Cinefest 32 Day 1
Football 40 Years Ago (1931) is a pleasant enough short that started things off on a light note. Glenn "Pop" Warner gives us a cheeky demonstration of football styles old and new (for 1931). The wigs and fake moustaches are perfect. ***
Hello Out There (1949) is a late James Whale short based on a one-act play by William Saroyan. It feels like a one-act play. The dialogue and emotions are heightened. All of the action takes place in one room. It's no end of talky. The visuals, though, are pure Whale. ***
Wife Trouble (1928) is a deliciously funny short about a businessman working on his wife's birthday. He's forgotten to buy his wife a gift. Luckily, the lingerie saleswoman appears at the office and models possible gifts. The wife arrives at the office. Hijinks ensue. ****
Bell Boy 13 (1923) is an uneven comedy about a young man trying to marry without his (guardian) uncle's approval. There are some great moments, including a riotous "Bolshevik" uprising in a hotel. ***
Bad Company (1931) was directed by Tay Garnett, a man I know nothing about except that he directed one of my favorite surprises from last year, Trade Winds. Bad Company builds its story slowly, starting with a treacly romance, followed by some almost Dick Tracy level gangsterisms, finished spectacularly in an unexpectedly violent showdown. ***
Lunch was a couple of granola bars, a glass of water, and an hour in the dealers' room.
I skipped Ray Faiola's Trailer Mania Show IV after lunch. I probably shouldn't have skipped it, but I did.
Matchmaking Mamma (1928) had the hands-down funniest moments of the day. The whole thing is available on YouTube. Go find it there and weep over what you are missing at Cinefest. ****
The Forbidden Trail (1923) is a surprisingly enjoyable Western. I was waffling over it, ready to damn it with faint praise by calling it serviceable, then the wild, exciting ending happened. The hero rushes the villain as the villain is firing a rifle at him. A powder cellar explodes. The villain is tied up by another bad guy and left in a house set on fire. The hero and the villain engage in a sword fight (the hero wielding a fire poker against the villain's sword). The bad guy that set the house on fire steals the girl, some horses, and a wagon and flees. The hero rescues the girl. The wagon and the bad guy tumble off of a cliff into a river, but the man survives and continues to flee in a found canoe. The hero rides his horse down the side of a steep cliff (!) into the river (!) and wrestles the bad man out of the canoe and beats him into submission! Seriously over-the-top action fun! ****
Helen of Four Gates (1920) is a ridiculously stupid melodrama. **

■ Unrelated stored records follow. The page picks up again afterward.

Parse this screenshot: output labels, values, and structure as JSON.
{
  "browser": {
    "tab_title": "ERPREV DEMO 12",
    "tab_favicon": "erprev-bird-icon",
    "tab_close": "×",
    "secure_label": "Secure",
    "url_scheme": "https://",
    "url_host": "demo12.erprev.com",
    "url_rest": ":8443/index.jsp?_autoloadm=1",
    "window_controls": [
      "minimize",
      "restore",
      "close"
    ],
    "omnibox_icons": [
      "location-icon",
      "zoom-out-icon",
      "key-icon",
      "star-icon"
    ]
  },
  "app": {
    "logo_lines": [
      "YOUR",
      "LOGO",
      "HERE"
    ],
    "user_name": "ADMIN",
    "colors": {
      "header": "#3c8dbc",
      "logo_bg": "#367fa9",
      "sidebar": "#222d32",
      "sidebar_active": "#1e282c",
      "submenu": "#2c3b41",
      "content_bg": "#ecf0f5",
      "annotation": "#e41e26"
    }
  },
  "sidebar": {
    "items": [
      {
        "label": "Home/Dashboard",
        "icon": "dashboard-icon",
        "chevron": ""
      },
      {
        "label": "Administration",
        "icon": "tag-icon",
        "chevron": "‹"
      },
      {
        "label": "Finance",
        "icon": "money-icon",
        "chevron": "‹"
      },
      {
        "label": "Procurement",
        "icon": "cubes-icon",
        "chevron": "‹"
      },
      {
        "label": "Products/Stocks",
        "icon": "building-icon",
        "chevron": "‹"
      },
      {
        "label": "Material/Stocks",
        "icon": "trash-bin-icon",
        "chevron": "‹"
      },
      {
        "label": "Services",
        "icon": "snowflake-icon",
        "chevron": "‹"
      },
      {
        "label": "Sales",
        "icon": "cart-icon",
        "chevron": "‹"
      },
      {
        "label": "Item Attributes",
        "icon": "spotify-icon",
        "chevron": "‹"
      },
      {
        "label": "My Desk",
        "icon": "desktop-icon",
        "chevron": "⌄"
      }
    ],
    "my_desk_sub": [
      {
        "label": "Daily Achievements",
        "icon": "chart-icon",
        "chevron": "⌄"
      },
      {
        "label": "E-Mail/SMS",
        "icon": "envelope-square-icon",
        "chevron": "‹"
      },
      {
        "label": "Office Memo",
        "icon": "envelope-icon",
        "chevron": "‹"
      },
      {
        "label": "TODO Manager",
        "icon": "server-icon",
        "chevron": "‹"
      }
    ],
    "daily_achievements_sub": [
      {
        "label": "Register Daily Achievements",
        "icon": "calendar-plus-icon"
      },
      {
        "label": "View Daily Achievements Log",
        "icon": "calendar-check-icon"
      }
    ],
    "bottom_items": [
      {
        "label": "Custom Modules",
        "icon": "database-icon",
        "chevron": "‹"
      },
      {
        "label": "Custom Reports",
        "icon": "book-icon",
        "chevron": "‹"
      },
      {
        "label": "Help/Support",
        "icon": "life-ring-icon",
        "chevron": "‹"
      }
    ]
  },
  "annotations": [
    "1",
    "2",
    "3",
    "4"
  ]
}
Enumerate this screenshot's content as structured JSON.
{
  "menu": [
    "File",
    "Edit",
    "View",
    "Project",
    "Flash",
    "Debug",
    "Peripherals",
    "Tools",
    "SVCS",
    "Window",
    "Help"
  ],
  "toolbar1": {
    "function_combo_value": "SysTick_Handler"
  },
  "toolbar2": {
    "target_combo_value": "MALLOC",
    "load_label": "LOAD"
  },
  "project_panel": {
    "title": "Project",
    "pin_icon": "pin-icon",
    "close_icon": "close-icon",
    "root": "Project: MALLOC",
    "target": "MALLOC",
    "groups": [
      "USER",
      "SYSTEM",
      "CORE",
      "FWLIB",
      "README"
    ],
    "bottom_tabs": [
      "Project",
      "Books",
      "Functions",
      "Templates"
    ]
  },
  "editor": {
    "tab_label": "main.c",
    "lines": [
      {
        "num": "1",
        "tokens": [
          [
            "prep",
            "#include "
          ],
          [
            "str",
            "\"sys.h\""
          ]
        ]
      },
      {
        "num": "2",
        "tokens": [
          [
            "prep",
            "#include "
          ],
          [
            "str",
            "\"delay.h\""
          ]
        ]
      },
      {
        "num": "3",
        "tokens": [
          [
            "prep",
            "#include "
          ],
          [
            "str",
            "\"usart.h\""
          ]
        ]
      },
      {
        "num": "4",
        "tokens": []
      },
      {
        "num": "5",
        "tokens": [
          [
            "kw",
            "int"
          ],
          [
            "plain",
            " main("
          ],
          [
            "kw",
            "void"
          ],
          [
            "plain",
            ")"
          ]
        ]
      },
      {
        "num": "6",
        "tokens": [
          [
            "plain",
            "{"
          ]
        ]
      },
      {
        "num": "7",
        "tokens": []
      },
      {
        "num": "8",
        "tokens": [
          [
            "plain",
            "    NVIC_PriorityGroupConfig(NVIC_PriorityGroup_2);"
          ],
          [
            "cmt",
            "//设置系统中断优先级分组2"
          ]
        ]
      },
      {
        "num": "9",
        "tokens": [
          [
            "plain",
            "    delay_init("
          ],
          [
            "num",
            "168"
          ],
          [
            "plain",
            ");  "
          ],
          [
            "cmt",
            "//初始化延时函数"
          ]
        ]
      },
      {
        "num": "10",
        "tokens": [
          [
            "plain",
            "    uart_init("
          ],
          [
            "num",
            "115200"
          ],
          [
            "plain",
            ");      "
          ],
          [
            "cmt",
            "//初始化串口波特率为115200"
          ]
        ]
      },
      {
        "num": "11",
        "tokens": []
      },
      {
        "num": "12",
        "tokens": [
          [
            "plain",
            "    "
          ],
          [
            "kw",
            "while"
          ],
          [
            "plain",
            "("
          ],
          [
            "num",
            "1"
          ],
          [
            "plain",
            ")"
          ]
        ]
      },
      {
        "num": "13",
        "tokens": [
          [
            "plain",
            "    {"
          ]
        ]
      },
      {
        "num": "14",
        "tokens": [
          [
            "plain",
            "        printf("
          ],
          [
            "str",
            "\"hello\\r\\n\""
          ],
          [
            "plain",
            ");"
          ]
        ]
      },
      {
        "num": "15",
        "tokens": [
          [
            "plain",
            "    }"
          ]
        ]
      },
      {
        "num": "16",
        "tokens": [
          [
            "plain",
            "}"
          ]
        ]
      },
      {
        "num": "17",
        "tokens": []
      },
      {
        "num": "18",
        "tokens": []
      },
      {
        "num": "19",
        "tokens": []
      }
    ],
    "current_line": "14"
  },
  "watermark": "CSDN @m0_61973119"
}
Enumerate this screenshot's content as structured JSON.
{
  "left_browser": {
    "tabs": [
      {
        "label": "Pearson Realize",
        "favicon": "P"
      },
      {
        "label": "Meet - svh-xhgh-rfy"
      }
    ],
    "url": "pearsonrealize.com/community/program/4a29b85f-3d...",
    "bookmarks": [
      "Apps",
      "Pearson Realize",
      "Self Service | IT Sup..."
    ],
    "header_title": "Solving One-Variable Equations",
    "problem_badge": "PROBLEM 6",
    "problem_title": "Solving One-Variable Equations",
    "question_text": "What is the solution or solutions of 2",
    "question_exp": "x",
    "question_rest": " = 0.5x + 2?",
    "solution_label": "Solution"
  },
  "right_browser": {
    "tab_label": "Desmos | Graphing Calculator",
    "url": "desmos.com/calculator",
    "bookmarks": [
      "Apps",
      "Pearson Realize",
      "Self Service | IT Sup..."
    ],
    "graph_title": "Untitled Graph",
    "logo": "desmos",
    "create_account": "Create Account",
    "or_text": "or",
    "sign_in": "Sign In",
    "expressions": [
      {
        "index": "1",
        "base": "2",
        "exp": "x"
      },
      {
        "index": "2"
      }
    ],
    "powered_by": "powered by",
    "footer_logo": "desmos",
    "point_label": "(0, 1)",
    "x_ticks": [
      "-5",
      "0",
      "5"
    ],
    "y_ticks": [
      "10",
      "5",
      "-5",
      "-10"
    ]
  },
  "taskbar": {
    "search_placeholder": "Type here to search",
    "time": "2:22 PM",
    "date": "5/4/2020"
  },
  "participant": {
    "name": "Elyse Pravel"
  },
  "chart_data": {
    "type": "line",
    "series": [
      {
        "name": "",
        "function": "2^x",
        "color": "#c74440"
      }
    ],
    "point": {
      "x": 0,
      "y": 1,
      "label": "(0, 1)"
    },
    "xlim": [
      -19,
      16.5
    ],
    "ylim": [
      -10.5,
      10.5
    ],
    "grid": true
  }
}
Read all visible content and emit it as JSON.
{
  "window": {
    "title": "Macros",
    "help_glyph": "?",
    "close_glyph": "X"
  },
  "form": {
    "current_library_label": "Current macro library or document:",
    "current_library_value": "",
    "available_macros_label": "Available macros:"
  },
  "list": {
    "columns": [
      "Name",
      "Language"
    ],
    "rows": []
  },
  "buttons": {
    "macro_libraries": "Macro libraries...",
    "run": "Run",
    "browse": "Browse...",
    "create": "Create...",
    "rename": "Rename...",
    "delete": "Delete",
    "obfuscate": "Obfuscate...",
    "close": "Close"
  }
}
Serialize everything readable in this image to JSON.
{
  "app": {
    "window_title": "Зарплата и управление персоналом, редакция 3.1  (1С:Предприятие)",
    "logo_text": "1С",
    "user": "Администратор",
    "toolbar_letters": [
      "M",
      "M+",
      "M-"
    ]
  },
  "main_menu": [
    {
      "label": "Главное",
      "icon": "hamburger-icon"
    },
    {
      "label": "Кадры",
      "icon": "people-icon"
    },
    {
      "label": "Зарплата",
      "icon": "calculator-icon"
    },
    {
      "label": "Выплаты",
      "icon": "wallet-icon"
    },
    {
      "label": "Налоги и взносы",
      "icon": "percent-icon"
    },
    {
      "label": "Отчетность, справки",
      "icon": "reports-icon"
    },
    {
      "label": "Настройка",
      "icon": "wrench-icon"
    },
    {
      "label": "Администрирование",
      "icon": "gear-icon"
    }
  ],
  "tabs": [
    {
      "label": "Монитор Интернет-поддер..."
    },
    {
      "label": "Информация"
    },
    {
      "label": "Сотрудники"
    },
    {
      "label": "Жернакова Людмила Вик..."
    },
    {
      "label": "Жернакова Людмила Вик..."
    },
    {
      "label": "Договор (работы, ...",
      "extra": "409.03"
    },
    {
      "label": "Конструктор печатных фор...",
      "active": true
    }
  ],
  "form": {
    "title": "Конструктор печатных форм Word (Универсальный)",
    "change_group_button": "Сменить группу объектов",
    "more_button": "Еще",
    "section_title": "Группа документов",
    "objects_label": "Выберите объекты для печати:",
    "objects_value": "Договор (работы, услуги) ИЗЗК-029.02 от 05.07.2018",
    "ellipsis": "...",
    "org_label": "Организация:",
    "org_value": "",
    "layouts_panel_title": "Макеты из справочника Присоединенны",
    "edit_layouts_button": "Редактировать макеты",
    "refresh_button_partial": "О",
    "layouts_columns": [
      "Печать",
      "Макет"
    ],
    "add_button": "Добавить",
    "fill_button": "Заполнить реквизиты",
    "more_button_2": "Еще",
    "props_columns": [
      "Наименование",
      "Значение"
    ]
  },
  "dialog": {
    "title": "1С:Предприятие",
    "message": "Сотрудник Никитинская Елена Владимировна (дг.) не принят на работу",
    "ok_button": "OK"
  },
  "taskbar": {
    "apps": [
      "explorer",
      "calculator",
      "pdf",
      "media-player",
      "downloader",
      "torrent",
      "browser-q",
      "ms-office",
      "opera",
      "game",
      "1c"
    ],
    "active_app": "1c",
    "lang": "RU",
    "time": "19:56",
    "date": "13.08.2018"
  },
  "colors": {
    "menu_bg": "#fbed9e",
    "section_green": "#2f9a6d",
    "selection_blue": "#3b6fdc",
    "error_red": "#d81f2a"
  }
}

Red Salute (1935) is the surprise hit of the day for me. Featuring just another one of Jeffrey's crushes, the compelling Barbara Stanwyk, the film is a madcap Red Scare Romance. It's got the standard hate-each-other-until-we-love-each-other RomCom formula. This would also be pure Americanism jingoism propaganda if it weren't for the fact that the soldier character gets away with crazy crimes that would have any man court-martialed. Maybe this is all part of the whole good ol' boy mentality, winking at our own sins while condemning others. I don't know. I only know that I enjoyed the zaniness here. ****
N.Y., N.Y. (1957) is an abstract appreciation of NYC. Purely visual delights. ***
Crashing Hollywood (1931) is a bit of a dud, but the moment of a fake Buster Keaton kicking a fake Charlie Chaplin in the face is worth the entire short running time. ***
Howard Hughes Multicolor Demonstration Reel was just something to sit through. Interesting biplane footage.
The Street of Forgotten Men (1925) is a look at bowery life, focusing on one huckster's struggle to rise above as he raises a dead prostitute's daughter. I was too tired to properly appreciate this. The fake blind man vs. fake one-armed man fistfight may have been the highlight. The ending jerked half a fake tear out of me. ***
That's it. I'm calling it a day. More tomorrow.